What the exercise asks - All entries must be repeated exactly; do not include the pictures.

Records from a dataset:

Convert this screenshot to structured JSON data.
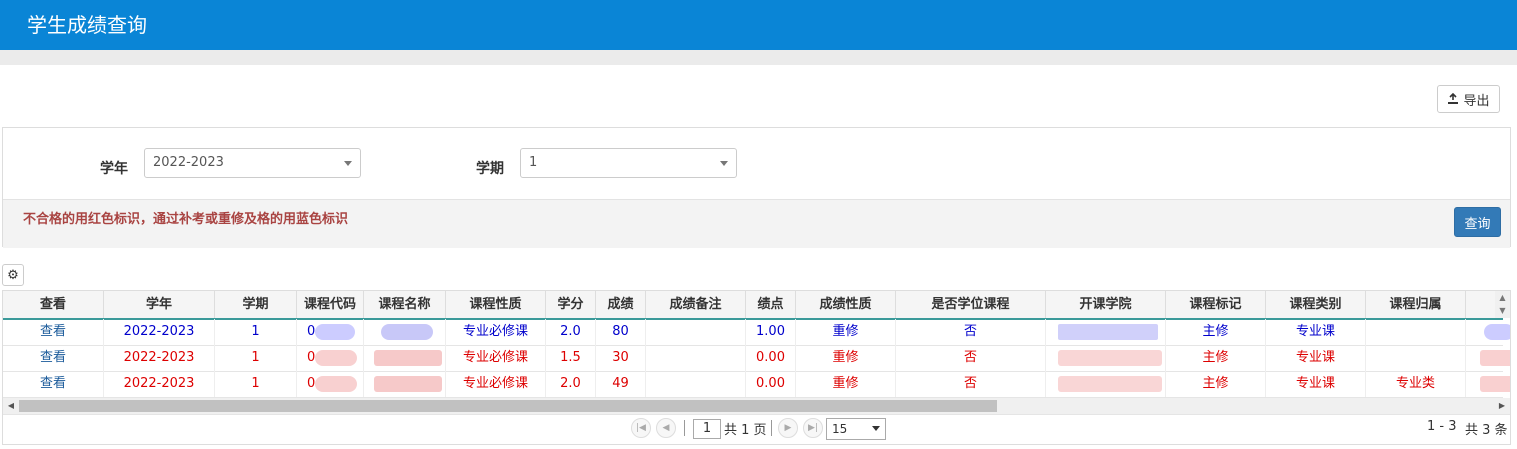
{
  "header": {
    "title": "学生成绩查询"
  },
  "toolbar": {
    "export_label": "导出"
  },
  "filters": {
    "year_label": "学年",
    "year_value": "2022-2023",
    "term_label": "学期",
    "term_value": "1",
    "notice": "不合格的用红色标识，通过补考或重修及格的用蓝色标识",
    "query_label": "查询"
  },
  "table": {
    "columns": [
      "查看",
      "学年",
      "学期",
      "课程代码",
      "课程名称",
      "课程性质",
      "学分",
      "成绩",
      "成绩备注",
      "绩点",
      "成绩性质",
      "是否学位课程",
      "开课学院",
      "课程标记",
      "课程类别",
      "课程归属"
    ],
    "rows": [
      {
        "status": "blue",
        "view": "查看",
        "year": "2022-2023",
        "term": "1",
        "code": "0",
        "name": "",
        "nature": "专业必修课",
        "credit": "2.0",
        "score": "80",
        "remark": "",
        "gpa": "1.00",
        "score_nature": "重修",
        "degree": "否",
        "college": "",
        "mark": "主修",
        "category": "专业课",
        "belong": ""
      },
      {
        "status": "red",
        "view": "查看",
        "year": "2022-2023",
        "term": "1",
        "code": "0",
        "name": "",
        "nature": "专业必修课",
        "credit": "1.5",
        "score": "30",
        "remark": "",
        "gpa": "0.00",
        "score_nature": "重修",
        "degree": "否",
        "college": "",
        "mark": "主修",
        "category": "专业课",
        "belong": ""
      },
      {
        "status": "red",
        "view": "查看",
        "year": "2022-2023",
        "term": "1",
        "code": "0",
        "name": "",
        "nature": "专业必修课",
        "credit": "2.0",
        "score": "49",
        "remark": "",
        "gpa": "0.00",
        "score_nature": "重修",
        "degree": "否",
        "college": "",
        "mark": "主修",
        "category": "专业课",
        "belong": "专业类"
      }
    ]
  },
  "pager": {
    "current_page": "1",
    "total_pages_text": "共 1 页",
    "page_size": "15",
    "range_text": "1 - 3",
    "total_text": "共 3 条"
  },
  "colors": {
    "header": "#0a85d6",
    "pass_retake": "#0000cc",
    "fail": "#dd0000",
    "primary_button": "#337ab7"
  }
}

Exercise answer -
Convert this screenshot to structured JSON data.
{
  "header": {
    "title": "学生成绩查询"
  },
  "toolbar": {
    "export_label": "导出"
  },
  "filters": {
    "year_label": "学年",
    "year_value": "2022-2023",
    "term_label": "学期",
    "term_value": "1",
    "notice": "不合格的用红色标识，通过补考或重修及格的用蓝色标识",
    "query_label": "查询"
  },
  "table": {
    "columns": [
      "查看",
      "学年",
      "学期",
      "课程代码",
      "课程名称",
      "课程性质",
      "学分",
      "成绩",
      "成绩备注",
      "绩点",
      "成绩性质",
      "是否学位课程",
      "开课学院",
      "课程标记",
      "课程类别",
      "课程归属"
    ],
    "rows": [
      {
        "status": "blue",
        "view": "查看",
        "year": "2022-2023",
        "term": "1",
        "code": "0",
        "name": "",
        "nature": "专业必修课",
        "credit": "2.0",
        "score": "80",
        "remark": "",
        "gpa": "1.00",
        "score_nature": "重修",
        "degree": "否",
        "college": "",
        "mark": "主修",
        "category": "专业课",
        "belong": ""
      },
      {
        "status": "red",
        "view": "查看",
        "year": "2022-2023",
        "term": "1",
        "code": "0",
        "name": "",
        "nature": "专业必修课",
        "credit": "1.5",
        "score": "30",
        "remark": "",
        "gpa": "0.00",
        "score_nature": "重修",
        "degree": "否",
        "college": "",
        "mark": "主修",
        "category": "专业课",
        "belong": ""
      },
      {
        "status": "red",
        "view": "查看",
        "year": "2022-2023",
        "term": "1",
        "code": "0",
        "name": "",
        "nature": "专业必修课",
        "credit": "2.0",
        "score": "49",
        "remark": "",
        "gpa": "0.00",
        "score_nature": "重修",
        "degree": "否",
        "college": "",
        "mark": "主修",
        "category": "专业课",
        "belong": "专业类"
      }
    ]
  },
  "pager": {
    "current_page": "1",
    "total_pages_text": "共 1 页",
    "page_size": "15",
    "range_text": "1 - 3",
    "total_text": "共 3 条"
  },
  "colors": {
    "header": "#0a85d6",
    "pass_retake": "#0000cc",
    "fail": "#dd0000",
    "primary_button": "#337ab7"
  }
}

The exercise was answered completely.